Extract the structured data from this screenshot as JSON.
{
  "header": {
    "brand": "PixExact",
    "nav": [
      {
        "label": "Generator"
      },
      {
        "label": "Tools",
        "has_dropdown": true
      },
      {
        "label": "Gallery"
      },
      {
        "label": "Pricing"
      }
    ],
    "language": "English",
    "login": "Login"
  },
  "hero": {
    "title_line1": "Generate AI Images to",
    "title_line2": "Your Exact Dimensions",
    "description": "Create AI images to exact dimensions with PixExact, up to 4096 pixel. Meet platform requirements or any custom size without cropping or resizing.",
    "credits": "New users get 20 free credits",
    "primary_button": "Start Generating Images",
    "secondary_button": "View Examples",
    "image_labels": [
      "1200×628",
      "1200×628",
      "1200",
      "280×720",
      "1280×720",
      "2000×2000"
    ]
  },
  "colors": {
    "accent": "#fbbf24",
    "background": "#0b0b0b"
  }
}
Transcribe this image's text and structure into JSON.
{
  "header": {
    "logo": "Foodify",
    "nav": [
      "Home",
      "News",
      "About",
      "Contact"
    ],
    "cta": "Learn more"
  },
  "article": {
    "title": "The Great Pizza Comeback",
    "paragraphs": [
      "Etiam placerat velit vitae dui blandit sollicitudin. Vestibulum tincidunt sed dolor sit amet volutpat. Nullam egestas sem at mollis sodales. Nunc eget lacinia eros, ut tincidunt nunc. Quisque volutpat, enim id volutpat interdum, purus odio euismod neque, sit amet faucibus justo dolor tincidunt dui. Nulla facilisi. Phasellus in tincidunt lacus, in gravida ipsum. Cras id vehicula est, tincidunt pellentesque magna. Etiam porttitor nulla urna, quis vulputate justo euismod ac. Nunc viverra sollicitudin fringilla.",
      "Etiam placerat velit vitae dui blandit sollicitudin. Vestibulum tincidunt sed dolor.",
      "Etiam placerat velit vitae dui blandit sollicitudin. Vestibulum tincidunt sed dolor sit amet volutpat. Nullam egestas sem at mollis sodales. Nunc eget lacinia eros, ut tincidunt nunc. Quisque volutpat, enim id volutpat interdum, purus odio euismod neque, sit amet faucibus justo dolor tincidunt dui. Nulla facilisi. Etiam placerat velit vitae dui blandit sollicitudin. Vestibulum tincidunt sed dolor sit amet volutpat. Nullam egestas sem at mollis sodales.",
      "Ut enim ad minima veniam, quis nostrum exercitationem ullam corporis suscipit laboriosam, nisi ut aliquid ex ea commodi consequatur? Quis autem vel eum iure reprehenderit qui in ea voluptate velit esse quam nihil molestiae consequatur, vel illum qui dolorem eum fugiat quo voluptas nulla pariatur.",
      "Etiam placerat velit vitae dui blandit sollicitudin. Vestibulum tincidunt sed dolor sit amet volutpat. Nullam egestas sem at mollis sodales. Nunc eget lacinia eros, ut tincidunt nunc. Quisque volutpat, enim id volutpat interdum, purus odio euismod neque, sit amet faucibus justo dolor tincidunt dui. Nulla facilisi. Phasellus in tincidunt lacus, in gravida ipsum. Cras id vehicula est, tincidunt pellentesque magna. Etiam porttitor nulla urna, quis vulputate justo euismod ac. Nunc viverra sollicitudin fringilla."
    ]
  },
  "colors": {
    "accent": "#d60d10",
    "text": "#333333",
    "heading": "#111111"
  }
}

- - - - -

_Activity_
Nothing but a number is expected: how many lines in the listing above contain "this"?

_Answer to the problem_
2